The flight to paradise

If the enchantment is missing in your life, where do go to find it? Find out a the Studio Stage Door in Cranbrook Friday, April 12.

How to escape the death throes of the Edwardian era? Flight is the only answer. Charlotte Wilton (Tracy McGuire) gets set to confront her husband (Sean Swinwood) in Enchanted April

How to escape the death throes of the Edwardian era? Flight is the only answer. Charlotte Wilton (Tracy McGuire) gets set to confront her husband (Sean Swinwood) in Enchanted April

At the beginning of “Enchanted April,” Cranbrook Community Theatre’s current production opening tonight, Charlotte Wilton brings us news of the death throes of the Edwardian era.

The time period is several years after the bloodbath of the Great War, and the widespread killing of the ensuing influenza epidemic. But the play’s characters in grimy, bleak, dark, coal-sooted England, plagued with endless rain, have not yet accepted that their old world has been demolished. They are clinging fast to their comfortable morning jacket habits — their C. of E. religious conventions, their copies of the Times delivered promptly, their ossified literature, the precise determination of their day by the clock.

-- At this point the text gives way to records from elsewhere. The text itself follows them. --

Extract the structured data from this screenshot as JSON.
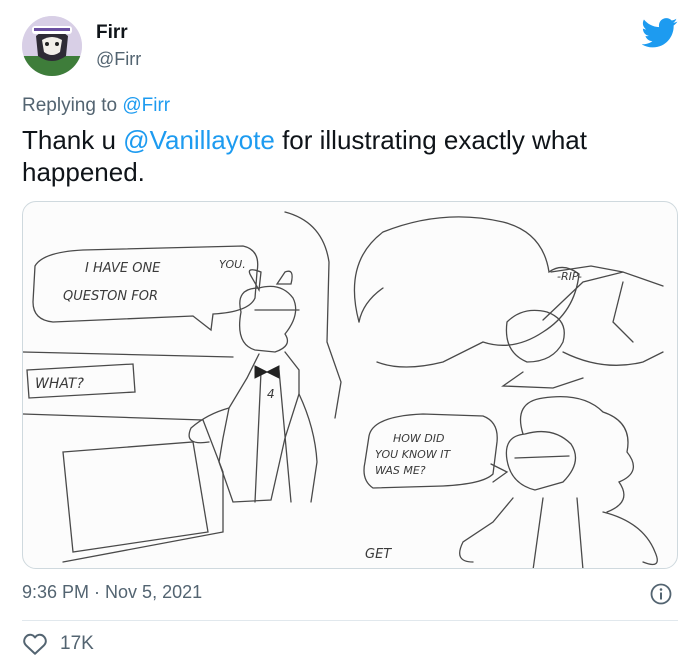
{
  "header": {
    "name": "Firr",
    "handle": "@Firr",
    "logo_icon": "twitter-bird-icon",
    "brand_color": "#1d9bf0"
  },
  "reply": {
    "prefix": "Replying to ",
    "target": "@Firr"
  },
  "tweet": {
    "text_before": "Thank u ",
    "mention": "@Vanillayote",
    "text_after": " for illustrating exactly what happened."
  },
  "media": {
    "bubble_1": [
      "I HAVE ONE",
      "QUESTON FOR",
      "YOU."
    ],
    "bubble_2": "WHAT?",
    "bubble_3": "-RIP-",
    "bubble_4": [
      "HOW DID",
      "YOU KNOW IT",
      "WAS ME?"
    ],
    "bubble_5": "GET",
    "jersey": "4"
  },
  "meta": {
    "time": "9:36 PM",
    "separator": " · ",
    "date": "Nov 5, 2021",
    "info_icon": "info-icon"
  },
  "actions": {
    "like_icon": "heart-icon",
    "likes": "17K"
  }
}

Only Lotty is aware that they are all existing in a shadowland, and that flight is the only answer. She will take as many companions as she can on her quest for paradise regained, but she understands that in a voyage of redemption like this, she cannot choose her own, they must be chosen for her by whatever providence remains.

But is Lotty hawk or is she hummingbird? Is she saviour or temptor? Her first encounter leads to the existential argument that will flow throughout the play — is heaven to be found outside, or is it grown inside oneself, which is the view of Rose Arnott (Jennifer Inglis).

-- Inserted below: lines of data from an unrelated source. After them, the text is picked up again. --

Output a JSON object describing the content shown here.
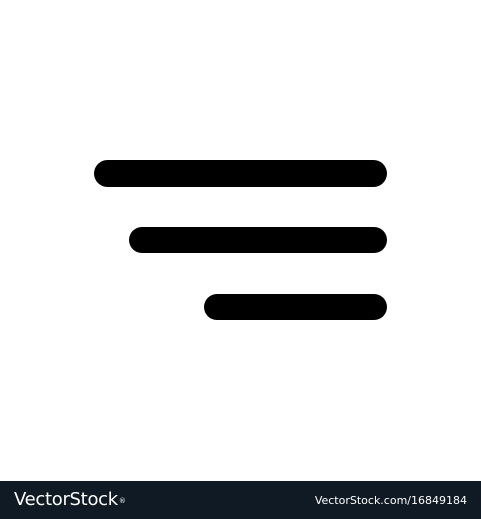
{
  "icon": {
    "name": "menu-align-right-icon",
    "color": "#000000",
    "background": "#ffffff"
  },
  "footer": {
    "brand": "VectorStock",
    "registered_mark": "®",
    "image_ref": "VectorStock.com/16849184",
    "background": "#0f1a24",
    "text_color": "#ffffff"
  }
}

Rose is heavily burdened with disappointment and with the decreasing comforts of church. Like Lotty, she is unhappy in her marriage — Frederick Arnott (Peter Schalk) is a successful novelist who doesn’t realize his work is already out of date and will soon be rendered obsolete by the angry voices of the Moderns. Mellersh Wilton, Lotty’s husband, seems untouched by the revolutions and despair of the previous years, and is dismayed by any variation to his petty bourgeois routine.

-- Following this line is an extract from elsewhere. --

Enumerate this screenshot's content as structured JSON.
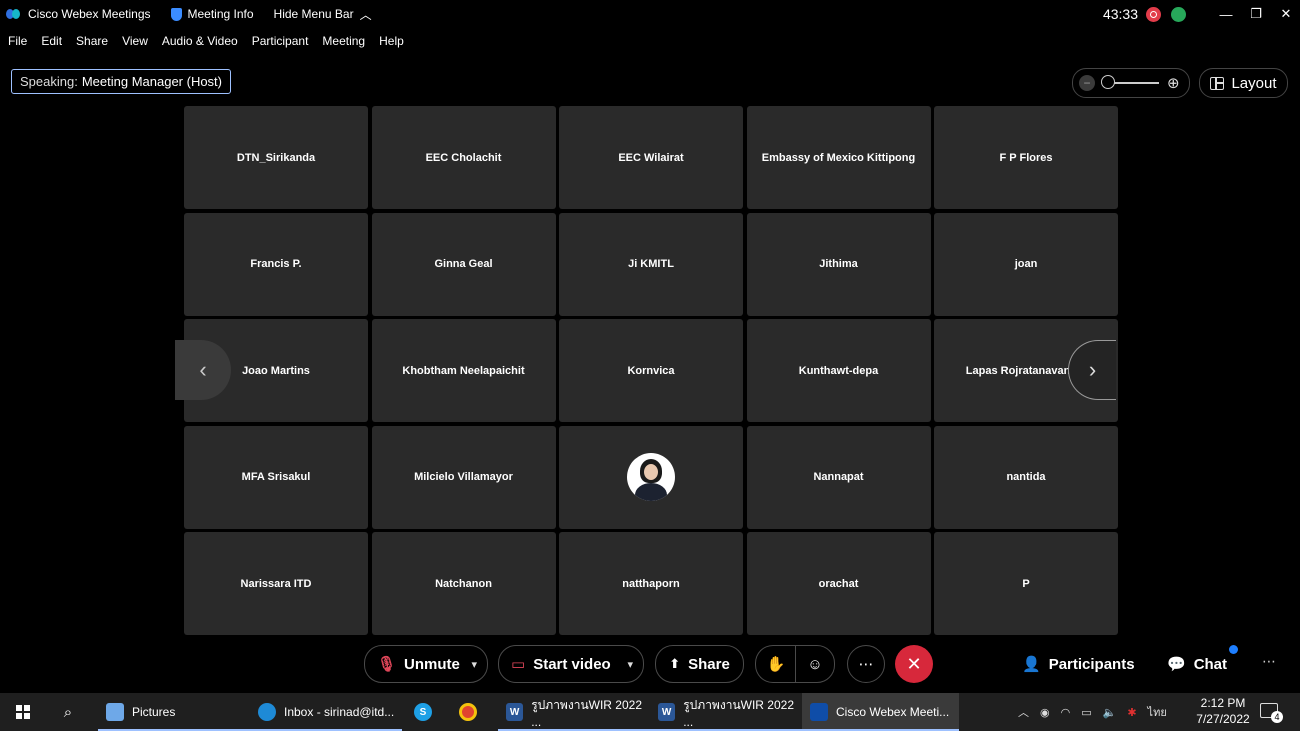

Lady Caroline Bramble (Michelle Lemay) is one who has tried to move on. She has embraced the trappings of the Jazz Age, the new era that has grown in like fireweed in place of the old. But even the Roaring Twenties can’t scar over the wound in her soul.

The fourth travelling companion is the insufferable Anglo-Saxon literary maven, Mrs. Clayton Graves (Nicola Kaufman), whose choolmistress persona and rigid adherence to the glories of empire make her the most unlikely companion to the other three. Can there be redemption even for her, in the paradise towards which Lotty is leading them? In other words, is heaven a place where healing happens? In other words again, is a vacation really good for what ails ya?

After a dark, stygian train ride through bleakest night, these four dissimilar women arrive at that fabled land they are seeking. Which is, of course, Italy — specifically a rented castle with a view of a sapphire sea and bathed by endless sunlight. The castle is owned by the elegant and affable Anthony Wilding (David Popoff) and staffed by the inimitable, daunting Signora Costanza (Andrea Grossman). The roar of Italy certainly banishes the grey haze of England, but can it banish the sadness from our Englishwomen’s hearts?

“Enchanted April,” a play written by Matthew Barber from the novel by Elizabeth Von Arnim, opens Friday, April 12,  at the Studio/Stage Door in Cranbrook, and will run every Wednesday, Thursday, Friday and Saturday until April 27. It is directed by Terry Miller and produced by Sally Masters. Showtime is 8 p.m. Tickets are available at Lotus Books.